Goal of the exercise ▸ Tell me how many lines in the entries below contain the word "About"; reply with the number and nothing else.

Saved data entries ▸
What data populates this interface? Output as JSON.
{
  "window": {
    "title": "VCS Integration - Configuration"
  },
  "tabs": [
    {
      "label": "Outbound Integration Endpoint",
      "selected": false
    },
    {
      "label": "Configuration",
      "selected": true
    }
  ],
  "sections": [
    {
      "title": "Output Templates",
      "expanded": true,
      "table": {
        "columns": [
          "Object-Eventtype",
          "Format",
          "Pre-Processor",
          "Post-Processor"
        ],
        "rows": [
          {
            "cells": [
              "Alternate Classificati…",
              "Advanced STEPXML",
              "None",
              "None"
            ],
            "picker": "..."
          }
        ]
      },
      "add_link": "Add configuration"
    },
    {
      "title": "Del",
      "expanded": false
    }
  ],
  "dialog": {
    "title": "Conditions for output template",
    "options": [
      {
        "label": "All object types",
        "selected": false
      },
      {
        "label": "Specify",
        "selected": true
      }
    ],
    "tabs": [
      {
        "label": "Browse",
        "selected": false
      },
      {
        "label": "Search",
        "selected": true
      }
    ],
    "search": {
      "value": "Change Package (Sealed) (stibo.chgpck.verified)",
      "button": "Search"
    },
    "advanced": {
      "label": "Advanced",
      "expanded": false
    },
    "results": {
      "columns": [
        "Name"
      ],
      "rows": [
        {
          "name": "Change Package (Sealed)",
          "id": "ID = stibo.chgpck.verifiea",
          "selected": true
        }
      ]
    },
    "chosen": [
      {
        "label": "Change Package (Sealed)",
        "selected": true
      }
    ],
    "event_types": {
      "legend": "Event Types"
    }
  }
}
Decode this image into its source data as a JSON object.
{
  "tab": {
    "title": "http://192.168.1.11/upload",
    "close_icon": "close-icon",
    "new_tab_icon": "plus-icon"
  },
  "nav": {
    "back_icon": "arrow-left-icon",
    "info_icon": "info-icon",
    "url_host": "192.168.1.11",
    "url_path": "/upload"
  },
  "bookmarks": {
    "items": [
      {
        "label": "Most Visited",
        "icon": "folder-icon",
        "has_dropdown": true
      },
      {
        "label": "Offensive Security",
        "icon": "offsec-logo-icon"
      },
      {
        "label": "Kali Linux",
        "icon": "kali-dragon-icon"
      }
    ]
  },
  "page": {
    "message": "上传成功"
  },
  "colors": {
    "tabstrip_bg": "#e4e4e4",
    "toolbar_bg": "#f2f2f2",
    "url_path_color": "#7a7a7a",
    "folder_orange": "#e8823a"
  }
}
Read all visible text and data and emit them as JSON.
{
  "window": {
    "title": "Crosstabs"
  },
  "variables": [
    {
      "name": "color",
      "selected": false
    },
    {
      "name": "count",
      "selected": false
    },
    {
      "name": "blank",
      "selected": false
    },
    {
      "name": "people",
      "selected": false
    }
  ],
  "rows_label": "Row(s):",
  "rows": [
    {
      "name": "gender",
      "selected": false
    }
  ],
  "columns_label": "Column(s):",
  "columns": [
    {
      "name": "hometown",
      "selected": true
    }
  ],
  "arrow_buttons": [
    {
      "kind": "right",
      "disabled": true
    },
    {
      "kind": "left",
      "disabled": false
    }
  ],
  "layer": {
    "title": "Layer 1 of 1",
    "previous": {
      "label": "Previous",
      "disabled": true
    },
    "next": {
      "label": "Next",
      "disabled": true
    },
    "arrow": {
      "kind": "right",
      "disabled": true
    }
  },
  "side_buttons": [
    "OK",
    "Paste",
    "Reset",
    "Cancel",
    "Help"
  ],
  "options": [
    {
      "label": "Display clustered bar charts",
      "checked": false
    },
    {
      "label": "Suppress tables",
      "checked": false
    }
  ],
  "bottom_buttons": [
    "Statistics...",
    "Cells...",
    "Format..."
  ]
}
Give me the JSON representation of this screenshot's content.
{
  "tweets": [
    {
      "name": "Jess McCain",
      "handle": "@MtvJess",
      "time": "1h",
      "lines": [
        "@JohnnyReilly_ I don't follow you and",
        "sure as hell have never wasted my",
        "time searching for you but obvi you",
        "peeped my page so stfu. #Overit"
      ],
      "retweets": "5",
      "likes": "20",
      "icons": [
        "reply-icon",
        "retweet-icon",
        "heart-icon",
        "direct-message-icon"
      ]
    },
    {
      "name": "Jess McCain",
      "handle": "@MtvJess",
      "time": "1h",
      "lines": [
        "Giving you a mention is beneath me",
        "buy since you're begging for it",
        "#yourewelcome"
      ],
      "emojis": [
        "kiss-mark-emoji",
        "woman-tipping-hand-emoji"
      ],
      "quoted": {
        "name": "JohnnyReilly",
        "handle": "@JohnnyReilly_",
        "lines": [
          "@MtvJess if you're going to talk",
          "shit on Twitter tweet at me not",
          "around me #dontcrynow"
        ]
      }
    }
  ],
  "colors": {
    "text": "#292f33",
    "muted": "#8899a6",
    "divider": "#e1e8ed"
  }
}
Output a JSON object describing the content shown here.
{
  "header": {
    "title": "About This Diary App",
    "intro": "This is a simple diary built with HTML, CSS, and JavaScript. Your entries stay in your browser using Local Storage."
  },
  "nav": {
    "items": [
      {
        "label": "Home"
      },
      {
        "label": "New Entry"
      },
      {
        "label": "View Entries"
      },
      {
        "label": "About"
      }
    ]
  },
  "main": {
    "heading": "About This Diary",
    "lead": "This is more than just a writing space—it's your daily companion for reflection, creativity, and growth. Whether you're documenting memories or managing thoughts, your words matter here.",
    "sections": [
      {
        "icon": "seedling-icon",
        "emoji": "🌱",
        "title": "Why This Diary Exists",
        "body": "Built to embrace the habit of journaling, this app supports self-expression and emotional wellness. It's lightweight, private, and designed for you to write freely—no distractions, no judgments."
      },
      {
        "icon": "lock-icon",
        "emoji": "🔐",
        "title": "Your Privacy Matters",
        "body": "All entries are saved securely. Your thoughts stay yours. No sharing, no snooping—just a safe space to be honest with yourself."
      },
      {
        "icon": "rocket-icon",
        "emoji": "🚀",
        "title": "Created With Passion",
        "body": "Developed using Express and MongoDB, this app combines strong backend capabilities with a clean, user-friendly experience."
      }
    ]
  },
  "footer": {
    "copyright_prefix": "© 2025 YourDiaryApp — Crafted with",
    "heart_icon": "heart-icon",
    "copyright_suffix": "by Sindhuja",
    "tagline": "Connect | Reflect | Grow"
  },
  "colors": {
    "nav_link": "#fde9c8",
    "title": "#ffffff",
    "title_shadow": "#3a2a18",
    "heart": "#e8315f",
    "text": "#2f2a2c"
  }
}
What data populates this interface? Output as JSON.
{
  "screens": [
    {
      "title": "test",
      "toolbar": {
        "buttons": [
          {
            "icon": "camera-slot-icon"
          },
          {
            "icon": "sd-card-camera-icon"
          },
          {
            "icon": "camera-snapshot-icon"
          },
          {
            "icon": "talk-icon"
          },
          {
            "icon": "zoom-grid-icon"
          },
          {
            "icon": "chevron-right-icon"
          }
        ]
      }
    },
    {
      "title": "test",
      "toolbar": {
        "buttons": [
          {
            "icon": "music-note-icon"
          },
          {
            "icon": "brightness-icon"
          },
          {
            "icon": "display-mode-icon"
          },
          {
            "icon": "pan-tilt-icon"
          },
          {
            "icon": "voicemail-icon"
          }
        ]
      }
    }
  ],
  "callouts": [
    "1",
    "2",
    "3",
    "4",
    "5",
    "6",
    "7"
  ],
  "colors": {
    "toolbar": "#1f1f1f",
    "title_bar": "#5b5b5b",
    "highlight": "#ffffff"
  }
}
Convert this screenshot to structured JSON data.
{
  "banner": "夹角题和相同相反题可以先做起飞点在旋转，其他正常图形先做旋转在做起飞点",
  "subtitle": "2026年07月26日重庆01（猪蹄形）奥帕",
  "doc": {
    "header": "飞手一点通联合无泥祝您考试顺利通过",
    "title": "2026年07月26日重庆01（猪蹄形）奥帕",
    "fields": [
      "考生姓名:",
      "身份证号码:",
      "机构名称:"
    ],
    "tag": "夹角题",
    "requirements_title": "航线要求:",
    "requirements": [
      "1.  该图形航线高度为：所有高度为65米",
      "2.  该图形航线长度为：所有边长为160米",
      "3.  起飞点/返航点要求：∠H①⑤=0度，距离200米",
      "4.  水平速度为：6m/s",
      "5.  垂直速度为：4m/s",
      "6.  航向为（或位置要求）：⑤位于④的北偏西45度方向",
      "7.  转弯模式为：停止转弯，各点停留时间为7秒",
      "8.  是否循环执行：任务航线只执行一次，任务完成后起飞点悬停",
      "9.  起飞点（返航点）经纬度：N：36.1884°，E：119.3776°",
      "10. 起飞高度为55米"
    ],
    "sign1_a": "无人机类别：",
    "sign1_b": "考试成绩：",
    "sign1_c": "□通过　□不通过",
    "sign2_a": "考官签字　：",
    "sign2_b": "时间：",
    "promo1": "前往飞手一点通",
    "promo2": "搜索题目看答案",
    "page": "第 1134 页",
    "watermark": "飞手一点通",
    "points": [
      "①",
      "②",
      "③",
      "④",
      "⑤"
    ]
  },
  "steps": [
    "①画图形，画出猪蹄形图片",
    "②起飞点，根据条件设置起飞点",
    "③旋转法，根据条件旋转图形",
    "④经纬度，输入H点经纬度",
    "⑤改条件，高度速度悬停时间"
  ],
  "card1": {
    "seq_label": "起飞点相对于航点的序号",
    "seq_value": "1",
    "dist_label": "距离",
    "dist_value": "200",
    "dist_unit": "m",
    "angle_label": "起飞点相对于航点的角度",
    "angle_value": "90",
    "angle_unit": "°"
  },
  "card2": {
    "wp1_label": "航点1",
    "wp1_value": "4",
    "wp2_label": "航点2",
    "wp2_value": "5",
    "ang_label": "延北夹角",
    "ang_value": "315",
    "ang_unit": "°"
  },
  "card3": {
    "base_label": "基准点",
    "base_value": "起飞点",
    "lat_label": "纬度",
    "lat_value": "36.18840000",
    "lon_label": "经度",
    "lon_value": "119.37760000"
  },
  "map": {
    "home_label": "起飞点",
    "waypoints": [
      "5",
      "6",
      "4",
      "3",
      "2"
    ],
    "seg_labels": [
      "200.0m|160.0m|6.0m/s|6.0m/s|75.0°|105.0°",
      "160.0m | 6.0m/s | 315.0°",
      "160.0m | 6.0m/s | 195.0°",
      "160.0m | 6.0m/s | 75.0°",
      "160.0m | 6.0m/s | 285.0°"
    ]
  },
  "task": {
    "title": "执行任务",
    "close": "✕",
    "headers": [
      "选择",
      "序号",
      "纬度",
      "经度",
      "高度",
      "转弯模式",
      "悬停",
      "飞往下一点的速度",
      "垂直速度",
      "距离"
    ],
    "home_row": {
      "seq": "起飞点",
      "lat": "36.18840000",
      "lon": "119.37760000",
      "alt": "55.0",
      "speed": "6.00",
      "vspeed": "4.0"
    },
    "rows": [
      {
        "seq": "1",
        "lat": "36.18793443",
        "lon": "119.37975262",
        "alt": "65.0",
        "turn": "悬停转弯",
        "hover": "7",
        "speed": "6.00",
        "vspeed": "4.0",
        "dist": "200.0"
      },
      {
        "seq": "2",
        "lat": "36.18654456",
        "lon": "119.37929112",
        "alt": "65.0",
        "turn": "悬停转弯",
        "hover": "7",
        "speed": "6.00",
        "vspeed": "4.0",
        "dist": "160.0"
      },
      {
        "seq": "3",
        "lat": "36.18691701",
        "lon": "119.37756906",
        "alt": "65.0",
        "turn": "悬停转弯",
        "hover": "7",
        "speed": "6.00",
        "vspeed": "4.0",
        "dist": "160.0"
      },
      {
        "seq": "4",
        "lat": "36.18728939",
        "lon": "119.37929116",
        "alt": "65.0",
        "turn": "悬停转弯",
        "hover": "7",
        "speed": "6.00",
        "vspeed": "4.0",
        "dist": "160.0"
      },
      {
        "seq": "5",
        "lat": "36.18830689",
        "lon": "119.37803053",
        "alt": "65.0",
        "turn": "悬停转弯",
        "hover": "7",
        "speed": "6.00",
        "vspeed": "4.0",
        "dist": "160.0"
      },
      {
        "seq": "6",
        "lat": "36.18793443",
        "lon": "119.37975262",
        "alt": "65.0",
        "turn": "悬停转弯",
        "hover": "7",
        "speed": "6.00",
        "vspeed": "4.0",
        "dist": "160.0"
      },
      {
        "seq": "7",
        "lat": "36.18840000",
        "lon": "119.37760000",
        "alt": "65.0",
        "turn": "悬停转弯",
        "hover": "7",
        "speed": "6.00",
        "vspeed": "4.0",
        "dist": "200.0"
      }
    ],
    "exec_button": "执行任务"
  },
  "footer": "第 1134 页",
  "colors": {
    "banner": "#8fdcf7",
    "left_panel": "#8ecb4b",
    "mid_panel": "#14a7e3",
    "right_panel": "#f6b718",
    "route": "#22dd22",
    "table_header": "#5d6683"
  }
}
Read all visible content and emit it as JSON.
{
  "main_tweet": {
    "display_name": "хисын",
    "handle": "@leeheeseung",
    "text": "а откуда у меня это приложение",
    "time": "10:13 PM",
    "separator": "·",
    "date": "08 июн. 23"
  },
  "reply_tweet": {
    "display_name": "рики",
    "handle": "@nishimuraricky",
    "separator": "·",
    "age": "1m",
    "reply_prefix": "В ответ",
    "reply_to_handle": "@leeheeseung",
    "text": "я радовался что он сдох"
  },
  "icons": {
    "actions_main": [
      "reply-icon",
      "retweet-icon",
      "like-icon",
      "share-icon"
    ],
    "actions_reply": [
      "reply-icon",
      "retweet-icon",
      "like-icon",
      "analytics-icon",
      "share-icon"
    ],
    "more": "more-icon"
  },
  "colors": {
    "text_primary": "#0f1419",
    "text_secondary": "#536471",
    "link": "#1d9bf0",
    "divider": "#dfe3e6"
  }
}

Solution to this exercise ▸ 3